In collaboration with A World at School and the Youth Advocacy Group of the Global Education First Initiative, they developed an advocacy toolkit for young people, by young people.
Rightfully, they define advocacy as:
A call for change + the voice of those who want to change + evidence = ADVOCACY
This toolkit has all the tips and tricks you need to help you carry out a successful advocacy campaign! Click here to access it.
Globally, non-communicable diseases (NCDs) are the most common cause of death and disability. In fact, they account for 70% of all deaths!
As part of the Our Views, Our Voices initiative, the NCD Alliance developed an Advocacy Agenda of people living with NCDs. Through a participatory process, it encouraged people living and directly affected by NCDs to have their voices heard and help shape the NCD Agenda. Most importantly, it helped to better understand the needs, challenges and establish some key priorities. After a long consultation process involving people from all over the globe, the Agenda calls for action in four key areas:
Human Right and Social Justice
Treatment, Care and Support
Want to read the formulated recommendations? Click here to access the full Agenda!
The Our Views, Our Voices initiative led up by the NCD Alliance aims to "put people first in the NCD response." What does this mean in practice? NCD Alliance wants to attempt to end stigma and discrimination while simultaneously sharing skills and knowledge for poeple living with NCDs in order for them to become active agents of change.
As part of this initiative, they developed Community Conversations which are "structured, small group discussions with members of a community, designed to better understand their thoughts and views on particular topics."

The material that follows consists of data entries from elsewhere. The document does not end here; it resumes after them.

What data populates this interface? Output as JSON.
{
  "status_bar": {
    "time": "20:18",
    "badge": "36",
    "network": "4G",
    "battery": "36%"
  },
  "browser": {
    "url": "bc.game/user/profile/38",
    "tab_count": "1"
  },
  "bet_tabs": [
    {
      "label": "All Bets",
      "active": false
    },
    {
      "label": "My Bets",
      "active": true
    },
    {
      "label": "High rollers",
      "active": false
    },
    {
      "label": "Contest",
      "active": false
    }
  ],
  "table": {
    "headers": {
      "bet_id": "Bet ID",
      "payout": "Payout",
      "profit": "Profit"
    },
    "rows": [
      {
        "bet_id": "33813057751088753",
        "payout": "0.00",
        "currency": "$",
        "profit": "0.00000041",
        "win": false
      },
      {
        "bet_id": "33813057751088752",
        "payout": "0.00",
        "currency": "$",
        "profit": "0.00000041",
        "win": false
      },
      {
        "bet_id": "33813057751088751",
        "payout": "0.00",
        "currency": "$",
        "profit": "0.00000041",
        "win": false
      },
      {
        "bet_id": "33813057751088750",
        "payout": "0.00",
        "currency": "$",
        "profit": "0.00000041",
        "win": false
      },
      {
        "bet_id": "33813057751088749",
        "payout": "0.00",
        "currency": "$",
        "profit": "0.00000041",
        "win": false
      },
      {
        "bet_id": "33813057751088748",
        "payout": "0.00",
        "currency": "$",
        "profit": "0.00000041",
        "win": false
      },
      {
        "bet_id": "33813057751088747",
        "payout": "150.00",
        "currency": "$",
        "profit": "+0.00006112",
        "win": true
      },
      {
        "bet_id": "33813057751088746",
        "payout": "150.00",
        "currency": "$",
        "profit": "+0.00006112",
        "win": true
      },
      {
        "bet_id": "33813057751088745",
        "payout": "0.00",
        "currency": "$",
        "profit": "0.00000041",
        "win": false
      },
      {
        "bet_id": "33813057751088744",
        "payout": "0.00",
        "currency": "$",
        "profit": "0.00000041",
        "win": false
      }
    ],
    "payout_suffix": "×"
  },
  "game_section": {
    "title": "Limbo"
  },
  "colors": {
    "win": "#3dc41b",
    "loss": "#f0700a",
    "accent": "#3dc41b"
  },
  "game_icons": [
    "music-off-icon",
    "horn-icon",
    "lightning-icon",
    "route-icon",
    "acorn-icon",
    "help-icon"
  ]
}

Interested in using their model? Click here to access their full guide which provides all the necessary information and materials to host community conversations.
Over the past decades, social media has changed immensely. Among many things, it allows a group or a collective to share messages to different stakeholders through public channels.
Many different social media platforms exist, and each of them can be used based on specific pre-defined objectives and aims. A commonality, however, is the need to ensure that the dialogues that are initiated and driven by social media are constructive and respect all users' views.
Learn how to powerfully yet appropriately use social media to achieve an objective by reading this guide developed by the NCD Alliance.